Wargame Rules

I have set up this blog for my wargaming interests in the Muscovite-Tartar Wars, Reconquista Wars, the Barbary Coast Pirates, and the early campaigns of the Ottoman Turks and Saracens. Some lesser known crusades will also be covered. Miniatures are mainly 28mm with a growing collection in 54mm. If my photographs serve to encourage others to complete their collections I shall be pleased. I will also be mentioning other sites with interesting collections on the above. Do join the 'Friends' if you like what you see.

I prefer to use my own rules which are kept simple and involve eight-sided dice. These allow for fast results with various types of weaponry. Morale dominates my games.

Monday, 16 March 2015


Pleased to report that I have been quite busy over the weekend. At a quick count I have filed, occasionally drilled, and undercoated over 250 castings. There is still another fifty or so needing this work but its a welcome sight to see so many figures primed and ready. Included among these are eighteen Tartar horse archers, as Robbie Rodiss of 'Wargaming the Borgias Blogspot' has rightly pointed out, the Ottomans need 'large amounts of unpaid marauding light cavalry'. He has plans to increase his collection, I'm doing the same. I already have a handful of Akinji, but I am planning to increase them to a more appropriate number too. I also picked up a bag of Black Tree Arab crossbowmen(20) for service with my Granadines. Must say they look very good and came with hardly a cast line, and no flash whatsoever. MGB


  1. Its going to be quite an army when you complete it.
    Thanks Robbie.
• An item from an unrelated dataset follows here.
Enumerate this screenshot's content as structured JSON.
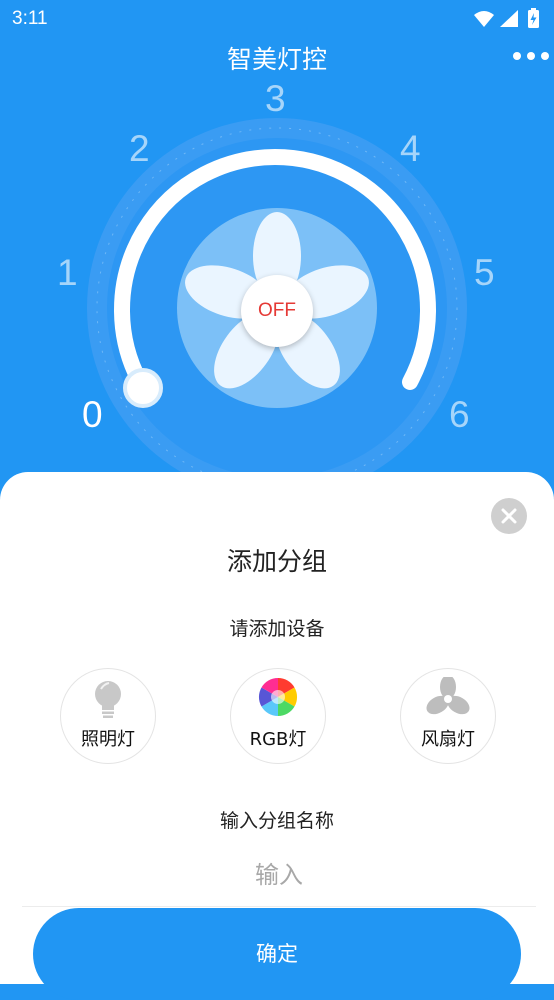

    1. To be honest, Robbie, most of those I have just prepared are Russians from 1400 to 1700. They will be taking on the Tartars and Ottomans. For wargame purposes, many of the late medieval will also stand in for Balkan states, at least the Orthodox peoples. Presently, my painted Ottomans muster 24 Suvarileri and 52 various Sipahi. My Akinji and mounted Ghazi will be a mixture of TAG, Hinchliffe and Essex. I want to mix them to capture their irregular nature. MGB